Extracted data entries:
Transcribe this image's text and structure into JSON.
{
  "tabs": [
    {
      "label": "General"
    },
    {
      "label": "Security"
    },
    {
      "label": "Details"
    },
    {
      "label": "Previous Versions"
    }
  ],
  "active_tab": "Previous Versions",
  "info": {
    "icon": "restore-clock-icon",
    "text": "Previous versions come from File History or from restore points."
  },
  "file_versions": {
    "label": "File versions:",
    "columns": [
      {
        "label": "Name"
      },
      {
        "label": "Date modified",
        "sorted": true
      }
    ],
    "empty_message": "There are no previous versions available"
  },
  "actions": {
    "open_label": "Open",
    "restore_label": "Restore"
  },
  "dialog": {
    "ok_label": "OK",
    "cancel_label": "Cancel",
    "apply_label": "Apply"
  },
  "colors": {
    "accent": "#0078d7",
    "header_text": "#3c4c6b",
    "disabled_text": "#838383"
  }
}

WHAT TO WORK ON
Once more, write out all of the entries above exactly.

WRITTEN ANSWER
Transcribe this image's text and structure into JSON.
{
  "tabs": [
    {
      "label": "General"
    },
    {
      "label": "Security"
    },
    {
      "label": "Details"
    },
    {
      "label": "Previous Versions"
    }
  ],
  "active_tab": "Previous Versions",
  "info": {
    "icon": "restore-clock-icon",
    "text": "Previous versions come from File History or from restore points."
  },
  "file_versions": {
    "label": "File versions:",
    "columns": [
      {
        "label": "Name"
      },
      {
        "label": "Date modified",
        "sorted": true
      }
    ],
    "empty_message": "There are no previous versions available"
  },
  "actions": {
    "open_label": "Open",
    "restore_label": "Restore"
  },
  "dialog": {
    "ok_label": "OK",
    "cancel_label": "Cancel",
    "apply_label": "Apply"
  },
  "colors": {
    "accent": "#0078d7",
    "header_text": "#3c4c6b",
    "disabled_text": "#838383"
  }
}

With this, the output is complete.